# subring proof of real numbers

Problem: Show that the set of all real numbers of the form $a_0 +a_1\pi +a_2\pi^2 + \cdot \cdot \cdot + a_n\pi^n$ with $n \ge 0, a_i \in \mathbb{Z}$ is a subring of $\mathbb{R}$ that contains both $\mathbb{Z}$ and $\pi$.

I think I've successfully shown all criteria of it being a subring. However, it's the statement about showing the it contains both $\mathbb{Z}$ and $\pi$ I'm not sure about.

To show it's a subring must show it's closed under addition, multiplication, $0_R$ in the set, and the solution of $a+x=1_R$ is in the set.

Let $a_i,b_i\in \mathbb{Z}$ with $n\ge 0$ then $$(a_0+a_1\pi +a_2\pi^2+\cdot \cdot \cdot + a_n\pi^n)+(b_0+b_1\pi+b_2\pi^2 + \cdot \cdot \cdot + b_n\pi^m$$

$$= (a_0+b_0)+(a_1+b_1)\pi+(a_2+b_2)\pi^2 + \cdot \cdot \cdot + (a_n+b_n)\pi^{n+m}$$

Similarly, $$(a_0+a_1\pi +a_2\pi^2+\cdot \cdot \cdot + a_n\pi^n)(b_0+b_1\pi+b_2\pi^2 + \cdot \cdot \cdot + b_n\pi^m)$$ $$= (a_0b_0)+(a_0b_1+a_1b_0)\pi+(a_0b_2+a_1b_1+a_2b_0)\pi^2 + \cdot \cdot \cdot + (a_nb_n)\pi^{n+m}$$

Both of which have the required form by polynomial addition and multiplication.

$0_R = a_0 +a_1\pi+a_2\pi^2 + \cdot \cdot \cdot +a_n\pi^n$ where $(\forall i\in (0,n))(a_i = 0)$

$-(a_0 +a_1\pi + \cdot \cdot \cdot + a_n\pi^n)$ is in the set since $-a_i\in \mathbb{Z}$ and hence the solution to $a+x=1_R$ is in the set.

Now, for the last part (assuming all of the above is right showing that its a subring). Is it enough to just state that since each $a_i \in \mathbb{Z}$ it must necessarily contain $\mathbb{Z}$ since each $a_i$ is arbitrary.

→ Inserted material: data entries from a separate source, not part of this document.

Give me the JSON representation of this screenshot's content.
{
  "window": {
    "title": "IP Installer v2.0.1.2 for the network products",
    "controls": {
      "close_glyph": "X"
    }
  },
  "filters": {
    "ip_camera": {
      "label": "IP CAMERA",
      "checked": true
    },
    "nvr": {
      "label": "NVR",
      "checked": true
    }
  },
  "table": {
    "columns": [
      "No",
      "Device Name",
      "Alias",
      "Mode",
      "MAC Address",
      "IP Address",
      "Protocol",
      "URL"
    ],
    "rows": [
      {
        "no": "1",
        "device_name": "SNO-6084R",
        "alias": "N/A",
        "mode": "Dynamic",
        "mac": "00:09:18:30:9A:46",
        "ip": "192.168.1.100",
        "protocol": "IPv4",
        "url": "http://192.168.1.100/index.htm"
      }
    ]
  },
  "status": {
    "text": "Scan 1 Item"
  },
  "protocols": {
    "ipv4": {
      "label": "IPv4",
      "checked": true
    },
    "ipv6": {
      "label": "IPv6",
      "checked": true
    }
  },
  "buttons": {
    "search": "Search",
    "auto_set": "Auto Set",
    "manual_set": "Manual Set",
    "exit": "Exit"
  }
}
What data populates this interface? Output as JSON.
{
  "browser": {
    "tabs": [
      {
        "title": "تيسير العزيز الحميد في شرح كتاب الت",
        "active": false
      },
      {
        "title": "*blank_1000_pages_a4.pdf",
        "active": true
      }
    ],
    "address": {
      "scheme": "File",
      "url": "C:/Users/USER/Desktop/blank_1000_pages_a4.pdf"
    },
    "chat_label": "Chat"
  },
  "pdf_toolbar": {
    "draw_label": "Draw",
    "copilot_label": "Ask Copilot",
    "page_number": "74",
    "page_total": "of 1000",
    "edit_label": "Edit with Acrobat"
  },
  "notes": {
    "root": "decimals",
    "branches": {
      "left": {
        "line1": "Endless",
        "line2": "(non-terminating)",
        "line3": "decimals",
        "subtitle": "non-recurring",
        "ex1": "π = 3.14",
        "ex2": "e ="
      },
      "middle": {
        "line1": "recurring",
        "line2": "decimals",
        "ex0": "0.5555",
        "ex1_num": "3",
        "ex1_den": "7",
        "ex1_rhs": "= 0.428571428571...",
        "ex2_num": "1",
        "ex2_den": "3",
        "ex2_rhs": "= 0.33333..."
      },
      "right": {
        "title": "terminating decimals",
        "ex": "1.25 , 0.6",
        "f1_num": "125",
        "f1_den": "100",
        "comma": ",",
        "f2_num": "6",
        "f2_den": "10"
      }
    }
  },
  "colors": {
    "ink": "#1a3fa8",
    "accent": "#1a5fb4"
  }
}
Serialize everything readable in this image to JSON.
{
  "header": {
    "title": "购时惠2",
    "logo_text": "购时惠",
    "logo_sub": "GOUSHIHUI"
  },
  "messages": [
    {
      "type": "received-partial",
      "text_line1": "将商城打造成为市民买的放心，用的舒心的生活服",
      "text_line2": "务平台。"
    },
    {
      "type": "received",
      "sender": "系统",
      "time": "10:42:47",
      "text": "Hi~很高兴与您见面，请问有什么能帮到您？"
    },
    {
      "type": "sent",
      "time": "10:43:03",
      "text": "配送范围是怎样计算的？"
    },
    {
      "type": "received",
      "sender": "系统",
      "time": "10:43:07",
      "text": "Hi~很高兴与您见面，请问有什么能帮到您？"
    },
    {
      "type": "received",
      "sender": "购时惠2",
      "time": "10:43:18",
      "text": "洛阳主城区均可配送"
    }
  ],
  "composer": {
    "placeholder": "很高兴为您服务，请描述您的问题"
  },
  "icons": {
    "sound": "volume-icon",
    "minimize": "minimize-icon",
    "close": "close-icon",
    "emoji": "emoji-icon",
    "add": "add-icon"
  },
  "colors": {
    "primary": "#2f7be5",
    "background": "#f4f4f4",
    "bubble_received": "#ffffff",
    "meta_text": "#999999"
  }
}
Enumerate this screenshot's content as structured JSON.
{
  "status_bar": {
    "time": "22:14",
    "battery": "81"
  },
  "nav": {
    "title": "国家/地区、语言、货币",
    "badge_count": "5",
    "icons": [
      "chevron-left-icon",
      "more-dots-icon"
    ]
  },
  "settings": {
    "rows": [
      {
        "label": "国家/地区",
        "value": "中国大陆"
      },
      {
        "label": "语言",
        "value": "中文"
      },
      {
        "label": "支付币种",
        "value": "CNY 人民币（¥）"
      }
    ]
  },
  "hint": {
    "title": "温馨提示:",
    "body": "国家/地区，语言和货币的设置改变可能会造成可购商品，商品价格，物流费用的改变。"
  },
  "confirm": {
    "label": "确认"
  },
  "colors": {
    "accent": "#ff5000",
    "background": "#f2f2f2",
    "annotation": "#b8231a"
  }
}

Each $a_i$ with a coefficient of $\pi$ isn't in $\mathbb{Z}$ since an integer times an irrational is still irrational, but since $a_0$ is just a constant term with an arbitrary $a_i\in \mathbb{Z}$ it can span the integers and hence the subring contains $\mathbb{Z}$. For the last part it obviously contains multiples of $\pi$

• It is enough to state that for each $m\in\mathbb{Z}$, setting $a_1=a_2=\ldots=0$ and $a_0=m$ retrieves the element $m$. The notation "$R$ contains $\mathbb{Z}$ and $\pi$" is a bit dangerous. I assume they mean $\{\pi\}$. – parsiad Feb 20 '16 at 20:57

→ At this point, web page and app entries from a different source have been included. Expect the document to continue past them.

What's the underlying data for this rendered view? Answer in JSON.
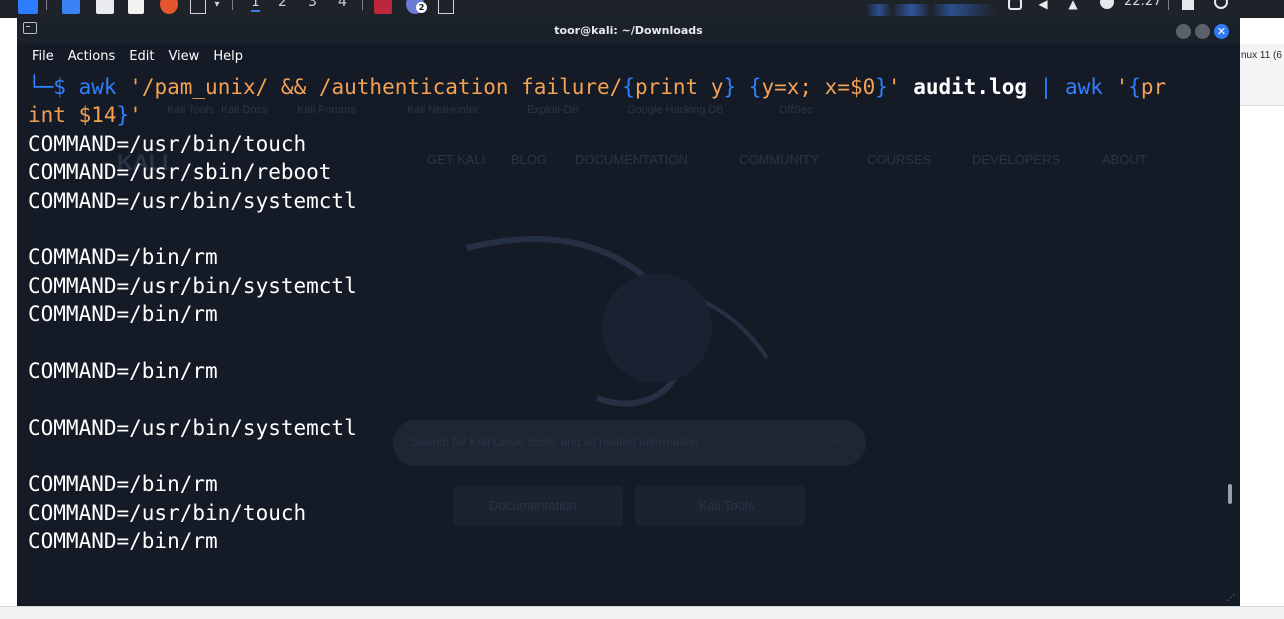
{
  "taskbar": {
    "workspaces": [
      "1",
      "2",
      "3",
      "4"
    ],
    "active_workspace": "1",
    "notification_badge": "2",
    "clock": "22:27"
  },
  "background": {
    "right_tab_fragment": "nux 11 (6",
    "page_links": [
      "Kali Tools",
      "Kali Docs",
      "Kali Forums",
      "Kali NetHunter",
      "Exploit-DB",
      "Google Hacking DB",
      "OffSec"
    ],
    "page_nav": [
      "GET KALI",
      "BLOG",
      "DOCUMENTATION",
      "COMMUNITY",
      "COURSES",
      "DEVELOPERS",
      "ABOUT"
    ],
    "search_placeholder": "Search for Kali Linux, tools, and all related information",
    "buttons": [
      "Documentation",
      "Kali Tools"
    ],
    "brand_fragment": "KALI"
  },
  "terminal": {
    "title": "toor@kali: ~/Downloads",
    "close_glyph": "✕",
    "menu": [
      "File",
      "Actions",
      "Edit",
      "View",
      "Help"
    ],
    "command": {
      "prompt_prefix": "└─",
      "prompt_symbol": "$",
      "cmd1": "awk",
      "script1_open": "'/pam_unix/ && /authentication failure/",
      "brace1_open": "{",
      "script1_body": "print y",
      "brace1_close": "}",
      "brace2_open": "{",
      "script1_body2": "y=x; x=$0",
      "brace2_close": "}",
      "quote_close": "'",
      "file": "audit.log",
      "pipe": "|",
      "cmd2": "awk",
      "script2_open": "'",
      "brace3_open": "{",
      "script2_part1": "pr",
      "script2_part2": "int $14",
      "brace3_close": "}",
      "script2_close": "'"
    },
    "output_lines": [
      "COMMAND=/usr/bin/touch",
      "COMMAND=/usr/sbin/reboot",
      "COMMAND=/usr/bin/systemctl",
      "",
      "COMMAND=/bin/rm",
      "COMMAND=/usr/bin/systemctl",
      "COMMAND=/bin/rm",
      "",
      "COMMAND=/bin/rm",
      "",
      "COMMAND=/usr/bin/systemctl",
      "",
      "COMMAND=/bin/rm",
      "COMMAND=/usr/bin/touch",
      "COMMAND=/bin/rm"
    ]
  }
}
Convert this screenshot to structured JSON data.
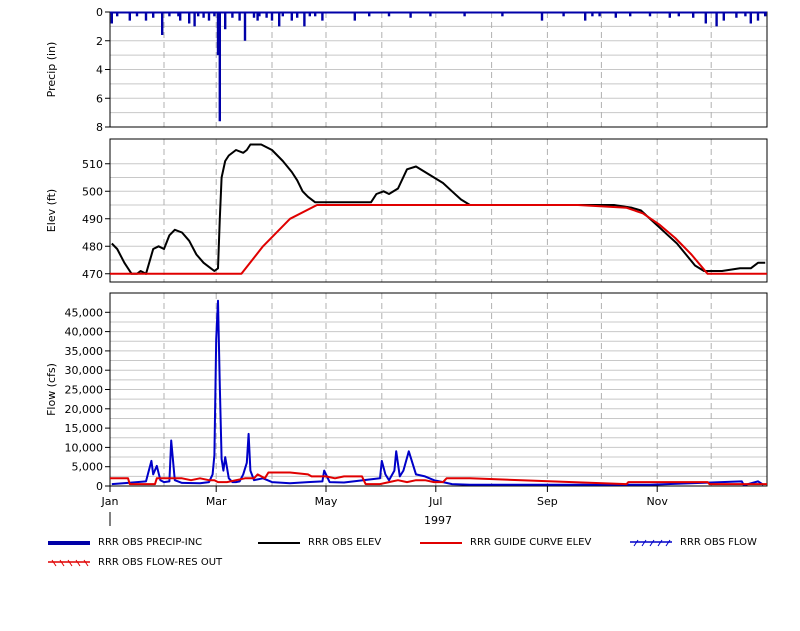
{
  "chart_data": [
    {
      "type": "bar",
      "ylabel": "Precip (in)",
      "ylim": [
        8,
        0
      ],
      "yticks": [
        0,
        2,
        4,
        6,
        8
      ],
      "color": "#0000a8",
      "x": [
        1,
        4,
        11,
        15,
        20,
        24,
        29,
        33,
        38,
        39,
        44,
        47,
        49,
        52,
        55,
        58,
        60,
        61,
        64,
        68,
        72,
        75,
        80,
        82,
        83,
        87,
        90,
        94,
        96,
        101,
        104,
        108,
        111,
        114,
        118,
        136,
        144,
        155,
        167,
        178,
        197,
        218,
        240,
        252,
        264,
        268,
        272,
        281,
        289,
        300,
        311,
        316,
        324,
        331,
        337,
        341,
        348,
        353,
        356,
        360,
        364
      ],
      "values": [
        0.8,
        0.3,
        0.6,
        0.3,
        0.6,
        0.4,
        1.6,
        0.3,
        0.3,
        0.6,
        0.8,
        1.0,
        0.3,
        0.4,
        0.6,
        0.3,
        3.0,
        7.6,
        1.2,
        0.4,
        0.6,
        2.0,
        0.4,
        0.6,
        0.3,
        0.4,
        0.6,
        1.0,
        0.3,
        0.6,
        0.4,
        1.0,
        0.3,
        0.3,
        0.6,
        0.6,
        0.3,
        0.3,
        0.4,
        0.3,
        0.3,
        0.3,
        0.6,
        0.3,
        0.6,
        0.3,
        0.3,
        0.4,
        0.3,
        0.3,
        0.4,
        0.3,
        0.4,
        0.8,
        1.0,
        0.6,
        0.4,
        0.3,
        0.8,
        0.6,
        0.3
      ]
    },
    {
      "type": "line",
      "ylabel": "Elev (ft)",
      "ylim": [
        467,
        519
      ],
      "yticks": [
        470,
        480,
        490,
        500,
        510
      ],
      "series": [
        {
          "name": "RRR OBS ELEV",
          "color": "#000000",
          "x": [
            1,
            4,
            8,
            12,
            15,
            17,
            20,
            24,
            27,
            30,
            33,
            36,
            40,
            44,
            48,
            52,
            56,
            58,
            60,
            61,
            62,
            64,
            66,
            70,
            74,
            76,
            78,
            80,
            84,
            90,
            96,
            101,
            104,
            107,
            110,
            114,
            120,
            130,
            140,
            145,
            148,
            152,
            155,
            160,
            165,
            170,
            175,
            180,
            185,
            190,
            195,
            200,
            260,
            280,
            290,
            295,
            300,
            305,
            310,
            315,
            320,
            325,
            330,
            333,
            340,
            350,
            356,
            360,
            364
          ],
          "values": [
            481,
            479,
            474,
            470,
            470,
            471,
            470,
            479,
            480,
            479,
            484,
            486,
            485,
            482,
            477,
            474,
            472,
            471,
            472,
            490,
            505,
            511,
            513,
            515,
            514,
            515,
            517,
            517,
            517,
            515,
            511,
            507,
            504,
            500,
            498,
            496,
            496,
            496,
            496,
            496,
            499,
            500,
            499,
            501,
            508,
            509,
            507,
            505,
            503,
            500,
            497,
            495,
            495,
            495,
            494,
            493,
            490,
            487,
            484,
            481,
            477,
            473,
            471,
            471,
            471,
            472,
            472,
            474,
            474
          ]
        },
        {
          "name": "RRR GUIDE CURVE ELEV",
          "color": "#e00000",
          "x": [
            0,
            73,
            85,
            100,
            115,
            260,
            287,
            296,
            305,
            314,
            323,
            332,
            365
          ],
          "values": [
            470,
            470,
            480,
            490,
            495,
            495,
            494,
            492,
            488,
            483,
            477,
            470,
            470
          ]
        }
      ]
    },
    {
      "type": "line",
      "ylabel": "Flow (cfs)",
      "ylim": [
        0,
        50000
      ],
      "yticks": [
        0,
        5000,
        10000,
        15000,
        20000,
        25000,
        30000,
        35000,
        40000,
        45000
      ],
      "xlabel": "1997",
      "xticks": [
        "Jan",
        "Mar",
        "May",
        "Jul",
        "Sep",
        "Nov"
      ],
      "xtick_days": [
        0,
        59,
        120,
        181,
        243,
        304
      ],
      "series": [
        {
          "name": "RRR OBS FLOW",
          "color": "#0000c8",
          "x": [
            1,
            10,
            20,
            23,
            24,
            26,
            28,
            30,
            33,
            34,
            36,
            40,
            50,
            55,
            57,
            58,
            59,
            60,
            61,
            62,
            63,
            64,
            66,
            68,
            70,
            72,
            74,
            76,
            77,
            78,
            80,
            85,
            90,
            100,
            110,
            118,
            119,
            122,
            130,
            150,
            151,
            153,
            155,
            158,
            159,
            161,
            163,
            166,
            170,
            175,
            180,
            185,
            190,
            200,
            300,
            351,
            352,
            353,
            360,
            363
          ],
          "values": [
            500,
            800,
            1200,
            6500,
            3000,
            5200,
            1500,
            1000,
            1200,
            11800,
            1500,
            800,
            700,
            1000,
            3000,
            8000,
            38000,
            48000,
            26000,
            7000,
            4000,
            7500,
            2000,
            1000,
            1000,
            1200,
            3000,
            6000,
            13500,
            4000,
            1500,
            2000,
            1000,
            700,
            1000,
            1200,
            4000,
            1000,
            900,
            2000,
            6500,
            3000,
            1500,
            4000,
            9000,
            2500,
            4000,
            9000,
            3000,
            2500,
            1500,
            1000,
            500,
            300,
            300,
            1200,
            300,
            300,
            1200,
            300
          ]
        },
        {
          "name": "RRR OBS FLOW-RES OUT",
          "color": "#e00000",
          "x": [
            0,
            10,
            11,
            25,
            26,
            40,
            45,
            50,
            55,
            58,
            60,
            65,
            70,
            75,
            80,
            82,
            86,
            88,
            95,
            100,
            110,
            112,
            120,
            125,
            130,
            140,
            142,
            150,
            155,
            160,
            165,
            170,
            175,
            180,
            185,
            187,
            195,
            200,
            287,
            288,
            332,
            333,
            365
          ],
          "values": [
            2000,
            2000,
            500,
            500,
            2000,
            2000,
            1500,
            2000,
            1500,
            1500,
            1000,
            1000,
            1500,
            2000,
            2000,
            3000,
            2000,
            3500,
            3500,
            3500,
            3000,
            2500,
            2500,
            2000,
            2500,
            2500,
            500,
            500,
            1000,
            1500,
            1000,
            1500,
            1500,
            1000,
            1000,
            2000,
            2000,
            2000,
            500,
            1000,
            1000,
            500,
            500
          ]
        }
      ]
    }
  ],
  "legend": {
    "items": [
      {
        "label": "RRR OBS PRECIP-INC"
      },
      {
        "label": "RRR OBS ELEV"
      },
      {
        "label": "RRR GUIDE CURVE ELEV"
      },
      {
        "label": "RRR OBS FLOW"
      },
      {
        "label": "RRR OBS FLOW-RES OUT"
      }
    ]
  }
}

Now, $\mathbf{Z}$ is contained in out set because the first coefficient $a_0$ is an integer, and we can set all other coefficients to zero. Certainly $\pi$ is in our set because we can set all coefficients other than $a_1$ to zero, and let $a_1 = 1$. So you're done, your proof seems flawless to me.